Slow Spiral into Crisis
I was born and raised in the Springfield area to wonderful parents. Even though I did well in school I eventually was introduced to a few friends who were known to make bad decisions. Those bad decisions would eventually spill over into my life at a young age. I started staying out late during school nights and experimenting with illegal drugs.
My life story wouldn’t just end there. I would go on to have 2 children at a young age which placed more stress on an already stressed lifestyle. I struggled through high school and eventually would have to drop out and find work. I got a job at a factory where I was placed on a production line with a lot of moving parts as well as moving machines. Within a year of working there, my hair got caught up in a machine which ripped my scalp off. They rushed me to the hospital along with my scalp and was able to reattach most of my scalp. Luckily my hair eventually grew back but left a scar around my head. While recovering I learned that my sister had been murdered. This was just another attack that I wasn’t expecting, but I held on.
I just felt lucky to be alive. Although hard, I could look past the scar as long as my kids were alive and kicking. Those kids mean so much to me. I wish I could say life became easier, but I still continued to struggle for years to come. Mental health problems set in as well. I eventually was able to get on disability, but it was difficult raising my family on such a small, limited income. Although I have food stamps and benefit from holiday support programs such as Crosslines my kids didn’t have much. Their clothing wasn’t the best, but they always appreciated what I would give them. My kids would often have to skip sports programs in school due to the lack of income that I had. I also didn’t have a vehicle. Me and the kids would often have to rely on others for transportation and sometimes would have to use the bus.
I can handle all that has happened to me, but the hardest part is that my kids were often made fun of due to the lack of nice clothing and the behavior problems that one had developed. Almost weekly I would get a call from the school about my child’s behavior. I would be required to come and get my child from school during these episodes, but since I didn’t have a vehicle I would sometimes have to ride the bus which would take at least an hour or so to get to the school.

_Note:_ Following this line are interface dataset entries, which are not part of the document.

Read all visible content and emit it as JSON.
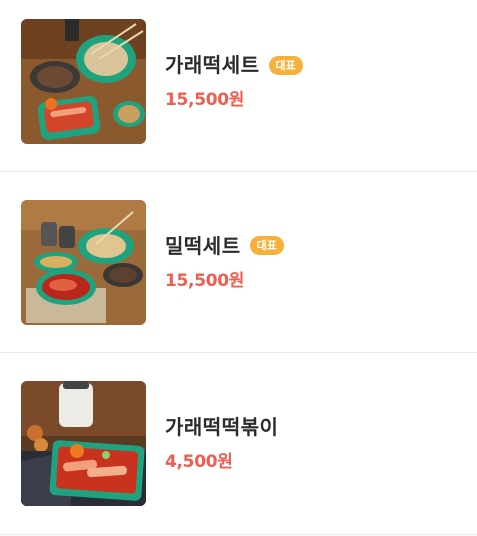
{
  "menu": {
    "items": [
      {
        "name": "가래떡세트",
        "badge": "대표",
        "price": "15,500원",
        "image_icon": "tteokbokki-set-photo"
      },
      {
        "name": "밀떡세트",
        "badge": "대표",
        "price": "15,500원",
        "image_icon": "wheat-tteokbokki-set-photo"
      },
      {
        "name": "가래떡떡볶이",
        "badge": "",
        "price": "4,500원",
        "image_icon": "garae-tteokbokki-photo"
      }
    ]
  },
  "colors": {
    "price": "#ee5d50",
    "badge": "#f7b03a",
    "name": "#2b2b2b",
    "divider": "#ececec"
  }
}
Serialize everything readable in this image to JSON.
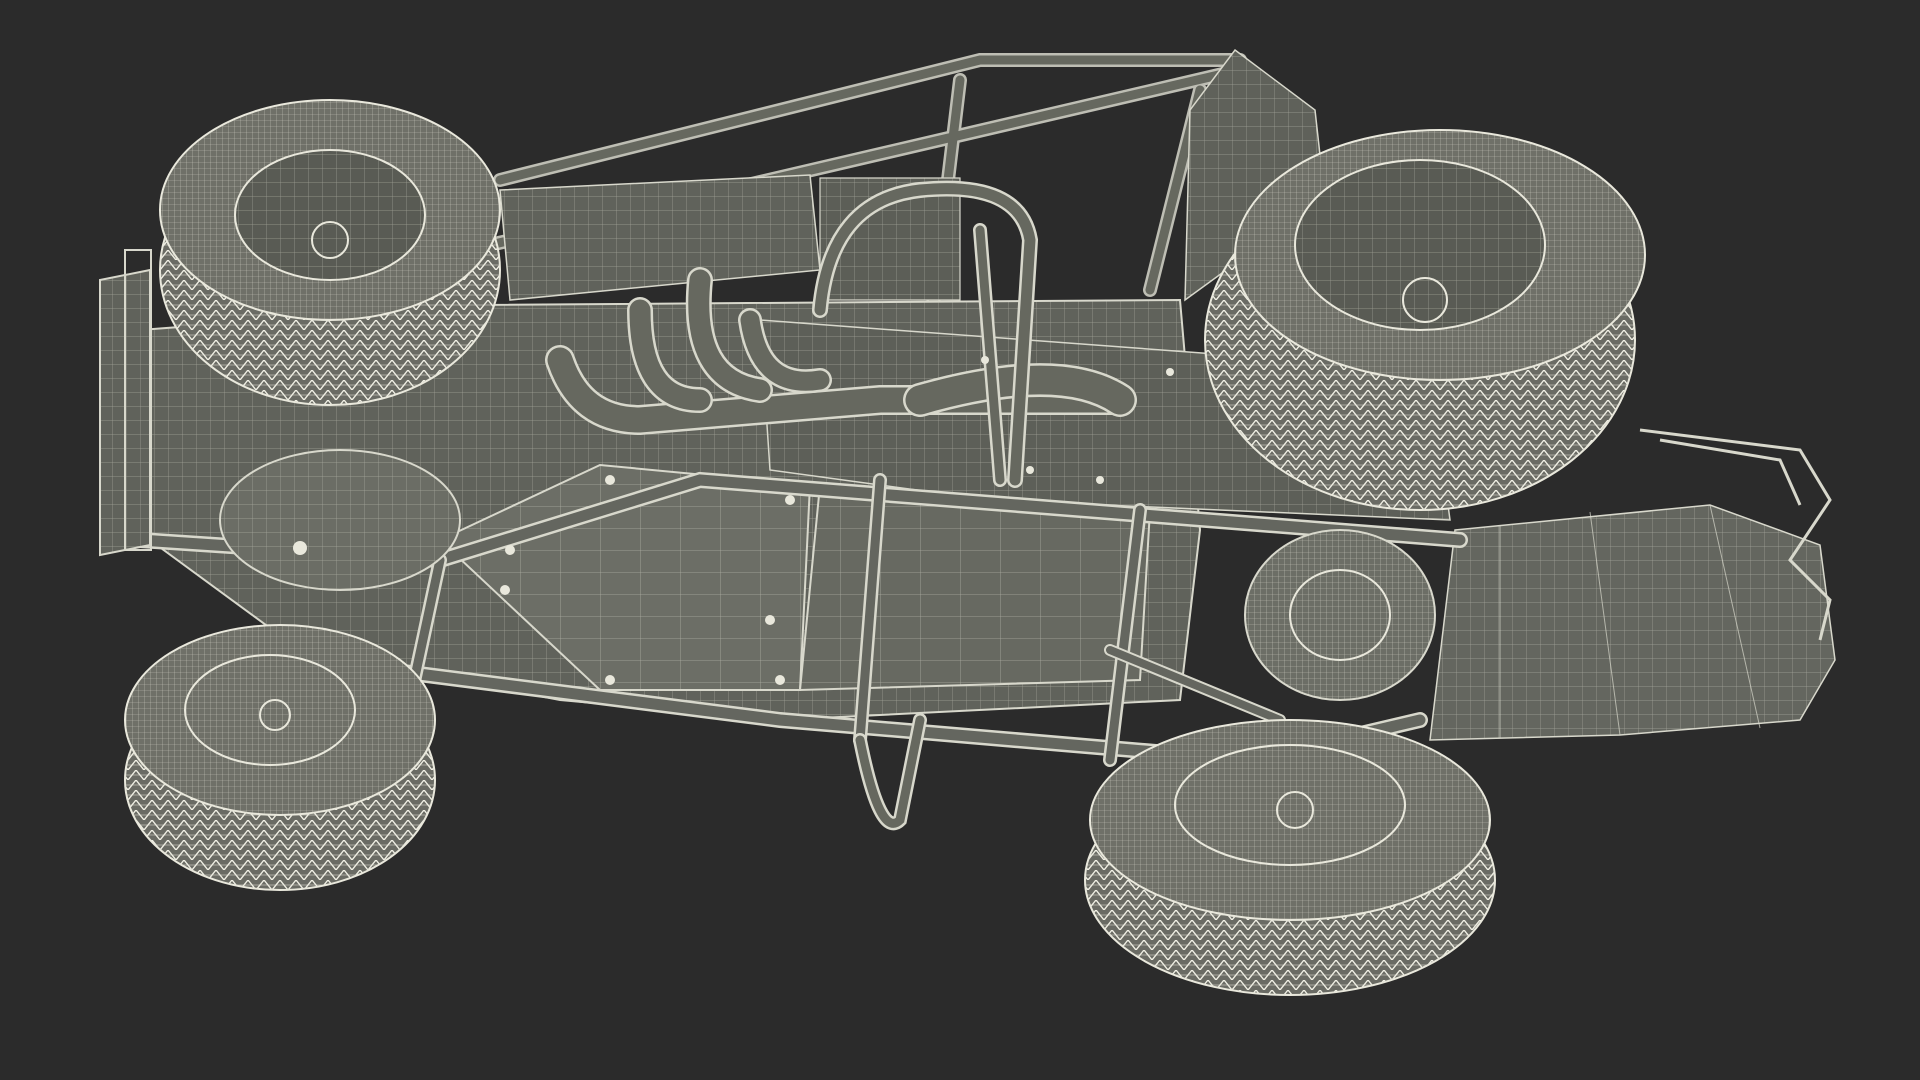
{
  "scene": {
    "background_color": "#2b2b2b",
    "model_fill_color": "#62645e",
    "model_dark_color": "#4a4c47",
    "wire_color": "#d8d8cc",
    "tire_wire_color": "#e9e8dc",
    "subject": "wireframe-sprint-car-underside"
  }
}
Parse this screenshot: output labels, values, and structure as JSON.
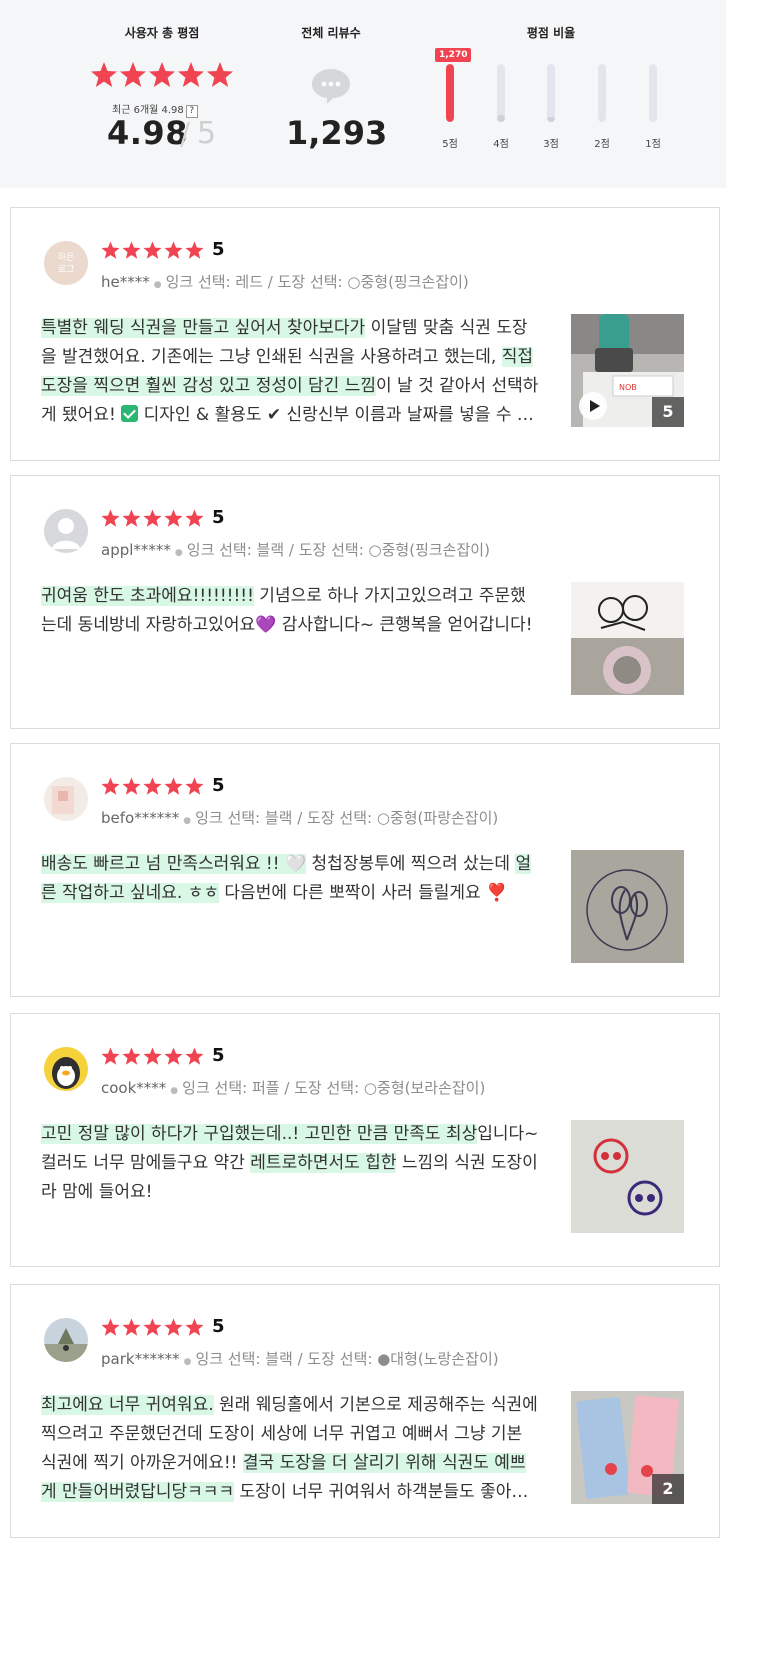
{
  "summary": {
    "avg_heading": "사용자 총 평점",
    "count_heading": "전체 리뷰수",
    "ratio_heading": "평점 비율",
    "recent_text": "최근 6개월 4.98",
    "recent_help": "?",
    "average": "4.98",
    "slash": "/",
    "max_score": "5",
    "total_reviews": "1,293",
    "colors": {
      "accent": "#f04452",
      "bar_track": "#e4e5ec",
      "highlight": "#d9f7e5"
    },
    "distribution": [
      {
        "label": "5점",
        "count": 1270,
        "badge": "1,270",
        "fraction": 1.0
      },
      {
        "label": "4점",
        "count": null,
        "fraction": 0.12
      },
      {
        "label": "3점",
        "count": null,
        "fraction": 0.08
      },
      {
        "label": "2점",
        "count": null,
        "fraction": 0.0
      },
      {
        "label": "1점",
        "count": null,
        "fraction": 0.0
      }
    ]
  },
  "reviews": [
    {
      "score": "5",
      "user": "he****",
      "options": "잉크 선택: 레드 / 도장 선택: ○중형(핑크손잡이)",
      "text_parts": [
        {
          "t": "특별한 웨딩 식권을 만들고 싶어서 찾아보다가",
          "hl": true
        },
        {
          "t": " 이달템 맞춤 식권 도장을 발견했어요. 기존에는 그냥 인쇄된 식권을 사용하려고 했는데, ",
          "hl": false
        },
        {
          "t": "직접 도장을 찍으면 훨씬 감성 있고 정성이 담긴 느낌",
          "hl": true
        },
        {
          "t": "이 날 것 같아서 선택하게 됐어요! ",
          "hl": false
        },
        {
          "t": "",
          "hl": false,
          "icon": "check-emoji"
        },
        {
          "t": " 디자인 & 활용도 ✔ 신랑신부 이름과 날짜를 넣을 수 있어서",
          "hl": false
        }
      ],
      "photo_count": "5",
      "has_video": true,
      "avatar_text": "하은\n로그"
    },
    {
      "score": "5",
      "user": "appl*****",
      "options": "잉크 선택: 블랙 / 도장 선택: ○중형(핑크손잡이)",
      "text_parts": [
        {
          "t": "귀여움 한도 초과에요!!!!!!!!!",
          "hl": true
        },
        {
          "t": " 기념으로 하나 가지고있으려고 주문했는데 동네방네 자랑하고있어요💜 감사합니다~ 큰행복을 얻어갑니다!",
          "hl": false
        }
      ],
      "photo_count": "",
      "has_video": false
    },
    {
      "score": "5",
      "user": "befo******",
      "options": "잉크 선택: 블랙 / 도장 선택: ○중형(파랑손잡이)",
      "text_parts": [
        {
          "t": "배송도 빠르고 넘 만족스러워요 !! 🤍",
          "hl": true
        },
        {
          "t": " 청첩장봉투에 찍으려 샀는데 ",
          "hl": false
        },
        {
          "t": "얼른 작업하고 싶네요. ㅎㅎ",
          "hl": true
        },
        {
          "t": " 다음번에 다른 뽀짝이 사러 들릴게요 ❣️",
          "hl": false
        }
      ],
      "photo_count": "",
      "has_video": false
    },
    {
      "score": "5",
      "user": "cook****",
      "options": "잉크 선택: 퍼플 / 도장 선택: ○중형(보라손잡이)",
      "text_parts": [
        {
          "t": "고민 정말 많이 하다가 구입했는데..! 고민한 만큼 만족도 최상",
          "hl": true
        },
        {
          "t": "입니다~ 컬러도 너무 맘에들구요 약간 ",
          "hl": false
        },
        {
          "t": "레트로하면서도 힙한",
          "hl": true
        },
        {
          "t": " 느낌의 식권 도장이라 맘에 들어요!",
          "hl": false
        }
      ],
      "photo_count": "",
      "has_video": false
    },
    {
      "score": "5",
      "user": "park******",
      "options": "잉크 선택: 블랙 / 도장 선택: ●대형(노랑손잡이)",
      "text_parts": [
        {
          "t": "최고에요 너무 귀여워요.",
          "hl": true
        },
        {
          "t": " 원래 웨딩홀에서 기본으로 제공해주는 식권에 찍으려고 주문했던건데 도장이 세상에 너무 귀엽고 예뻐서 그냥 기본 식권에 찍기 아까운거에요!! ",
          "hl": false
        },
        {
          "t": "결국 도장을 더 살리기 위해 식권도 예쁘게 만들어버렸답니당ㅋㅋㅋ",
          "hl": true
        },
        {
          "t": " 도장이 너무 귀여워서 하객분들도 좋아하셨어요",
          "hl": false
        }
      ],
      "photo_count": "2",
      "has_video": false
    }
  ]
}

Last year, I was able to get help from Crosslines for my utility bill and a deposit to get into a much cheaper and safer place to live with my kids. The new home is within walking distance of the school and the financial relief has helped my family thrive. It means so much just to get a friendly hi from a complete stranger that is willing to pay attention to my needs. I am so thankful to have people who care and Crosslines for their support.
I know I am not the only one struggling in Springfield. There are other parents living on a fixed income, struggling to pay utility bills and rent or buy clothes and food for their kids, and possibly don’t have a vehicle to make it easier. It is hard to rebound from the crisis that began as a trickle, but over time became a roaring river of uncertainty and struggle. I now recommend Crosslines to anyone I know that is in crisis. Crosslines can’t fix everything, but they can be there to give a much-needed hand up to get back on the right track.
Kristen, Crosslines Client